Please retype all of the following entries exactly.
<<<<
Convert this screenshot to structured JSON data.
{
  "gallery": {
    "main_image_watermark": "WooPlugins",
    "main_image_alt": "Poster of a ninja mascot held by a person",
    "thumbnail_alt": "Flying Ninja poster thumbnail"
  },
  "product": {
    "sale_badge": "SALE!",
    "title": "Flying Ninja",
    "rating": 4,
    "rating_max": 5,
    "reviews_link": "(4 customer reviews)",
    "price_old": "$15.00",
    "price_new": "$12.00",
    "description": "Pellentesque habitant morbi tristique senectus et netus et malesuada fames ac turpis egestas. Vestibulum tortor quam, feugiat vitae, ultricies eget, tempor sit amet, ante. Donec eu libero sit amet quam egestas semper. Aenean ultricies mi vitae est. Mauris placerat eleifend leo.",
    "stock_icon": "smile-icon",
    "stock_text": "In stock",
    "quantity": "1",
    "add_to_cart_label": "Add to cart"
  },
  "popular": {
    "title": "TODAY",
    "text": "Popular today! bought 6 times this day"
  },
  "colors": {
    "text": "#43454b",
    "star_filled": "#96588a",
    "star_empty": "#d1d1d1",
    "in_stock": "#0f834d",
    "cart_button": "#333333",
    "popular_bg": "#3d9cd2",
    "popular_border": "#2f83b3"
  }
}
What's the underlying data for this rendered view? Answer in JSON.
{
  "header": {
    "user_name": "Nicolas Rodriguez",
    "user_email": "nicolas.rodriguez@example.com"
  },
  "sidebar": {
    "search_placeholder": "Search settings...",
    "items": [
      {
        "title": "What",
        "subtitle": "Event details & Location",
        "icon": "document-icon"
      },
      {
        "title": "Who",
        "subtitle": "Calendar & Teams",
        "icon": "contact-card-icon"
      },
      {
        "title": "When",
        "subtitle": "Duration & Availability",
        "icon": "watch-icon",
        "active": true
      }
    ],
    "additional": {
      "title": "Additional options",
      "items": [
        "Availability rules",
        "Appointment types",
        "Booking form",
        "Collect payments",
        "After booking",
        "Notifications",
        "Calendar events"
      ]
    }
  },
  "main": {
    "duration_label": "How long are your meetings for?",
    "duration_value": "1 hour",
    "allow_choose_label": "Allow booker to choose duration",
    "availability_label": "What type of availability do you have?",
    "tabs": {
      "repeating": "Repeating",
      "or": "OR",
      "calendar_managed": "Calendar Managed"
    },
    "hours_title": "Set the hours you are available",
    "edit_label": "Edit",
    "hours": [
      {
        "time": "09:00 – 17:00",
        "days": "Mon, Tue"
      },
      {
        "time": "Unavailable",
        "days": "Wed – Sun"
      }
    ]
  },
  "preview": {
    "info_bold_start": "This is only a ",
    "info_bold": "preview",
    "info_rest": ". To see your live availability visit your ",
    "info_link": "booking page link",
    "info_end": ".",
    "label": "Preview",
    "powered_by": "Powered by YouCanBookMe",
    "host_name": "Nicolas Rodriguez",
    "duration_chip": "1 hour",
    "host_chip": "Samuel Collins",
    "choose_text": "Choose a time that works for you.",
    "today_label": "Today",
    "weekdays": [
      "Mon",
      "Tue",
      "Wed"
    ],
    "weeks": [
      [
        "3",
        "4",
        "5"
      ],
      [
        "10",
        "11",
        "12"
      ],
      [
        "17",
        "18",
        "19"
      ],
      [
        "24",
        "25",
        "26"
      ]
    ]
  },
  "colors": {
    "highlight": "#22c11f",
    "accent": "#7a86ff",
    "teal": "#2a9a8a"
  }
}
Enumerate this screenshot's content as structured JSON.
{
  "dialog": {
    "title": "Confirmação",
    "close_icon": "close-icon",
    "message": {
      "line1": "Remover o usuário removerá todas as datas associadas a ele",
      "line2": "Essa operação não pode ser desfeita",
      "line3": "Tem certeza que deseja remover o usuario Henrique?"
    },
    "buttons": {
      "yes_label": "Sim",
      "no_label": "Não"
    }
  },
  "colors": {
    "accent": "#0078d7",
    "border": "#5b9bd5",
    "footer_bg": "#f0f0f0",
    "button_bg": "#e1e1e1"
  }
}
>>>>
* [Answer below]:
Convert this screenshot to structured JSON data.
{
  "gallery": {
    "main_image_watermark": "WooPlugins",
    "main_image_alt": "Poster of a ninja mascot held by a person",
    "thumbnail_alt": "Flying Ninja poster thumbnail"
  },
  "product": {
    "sale_badge": "SALE!",
    "title": "Flying Ninja",
    "rating": 4,
    "rating_max": 5,
    "reviews_link": "(4 customer reviews)",
    "price_old": "$15.00",
    "price_new": "$12.00",
    "description": "Pellentesque habitant morbi tristique senectus et netus et malesuada fames ac turpis egestas. Vestibulum tortor quam, feugiat vitae, ultricies eget, tempor sit amet, ante. Donec eu libero sit amet quam egestas semper. Aenean ultricies mi vitae est. Mauris placerat eleifend leo.",
    "stock_icon": "smile-icon",
    "stock_text": "In stock",
    "quantity": "1",
    "add_to_cart_label": "Add to cart"
  },
  "popular": {
    "title": "TODAY",
    "text": "Popular today! bought 6 times this day"
  },
  "colors": {
    "text": "#43454b",
    "star_filled": "#96588a",
    "star_empty": "#d1d1d1",
    "in_stock": "#0f834d",
    "cart_button": "#333333",
    "popular_bg": "#3d9cd2",
    "popular_border": "#2f83b3"
  }
}
What's the underlying data for this rendered view? Answer in JSON.
{
  "header": {
    "user_name": "Nicolas Rodriguez",
    "user_email": "nicolas.rodriguez@example.com"
  },
  "sidebar": {
    "search_placeholder": "Search settings...",
    "items": [
      {
        "title": "What",
        "subtitle": "Event details & Location",
        "icon": "document-icon"
      },
      {
        "title": "Who",
        "subtitle": "Calendar & Teams",
        "icon": "contact-card-icon"
      },
      {
        "title": "When",
        "subtitle": "Duration & Availability",
        "icon": "watch-icon",
        "active": true
      }
    ],
    "additional": {
      "title": "Additional options",
      "items": [
        "Availability rules",
        "Appointment types",
        "Booking form",
        "Collect payments",
        "After booking",
        "Notifications",
        "Calendar events"
      ]
    }
  },
  "main": {
    "duration_label": "How long are your meetings for?",
    "duration_value": "1 hour",
    "allow_choose_label": "Allow booker to choose duration",
    "availability_label": "What type of availability do you have?",
    "tabs": {
      "repeating": "Repeating",
      "or": "OR",
      "calendar_managed": "Calendar Managed"
    },
    "hours_title": "Set the hours you are available",
    "edit_label": "Edit",
    "hours": [
      {
        "time": "09:00 – 17:00",
        "days": "Mon, Tue"
      },
      {
        "time": "Unavailable",
        "days": "Wed – Sun"
      }
    ]
  },
  "preview": {
    "info_bold_start": "This is only a ",
    "info_bold": "preview",
    "info_rest": ". To see your live availability visit your ",
    "info_link": "booking page link",
    "info_end": ".",
    "label": "Preview",
    "powered_by": "Powered by YouCanBookMe",
    "host_name": "Nicolas Rodriguez",
    "duration_chip": "1 hour",
    "host_chip": "Samuel Collins",
    "choose_text": "Choose a time that works for you.",
    "today_label": "Today",
    "weekdays": [
      "Mon",
      "Tue",
      "Wed"
    ],
    "weeks": [
      [
        "3",
        "4",
        "5"
      ],
      [
        "10",
        "11",
        "12"
      ],
      [
        "17",
        "18",
        "19"
      ],
      [
        "24",
        "25",
        "26"
      ]
    ]
  },
  "colors": {
    "highlight": "#22c11f",
    "accent": "#7a86ff",
    "teal": "#2a9a8a"
  }
}
Enumerate this screenshot's content as structured JSON.
{
  "dialog": {
    "title": "Confirmação",
    "close_icon": "close-icon",
    "message": {
      "line1": "Remover o usuário removerá todas as datas associadas a ele",
      "line2": "Essa operação não pode ser desfeita",
      "line3": "Tem certeza que deseja remover o usuario Henrique?"
    },
    "buttons": {
      "yes_label": "Sim",
      "no_label": "Não"
    }
  },
  "colors": {
    "accent": "#0078d7",
    "border": "#5b9bd5",
    "footer_bg": "#f0f0f0",
    "button_bg": "#e1e1e1"
  }
}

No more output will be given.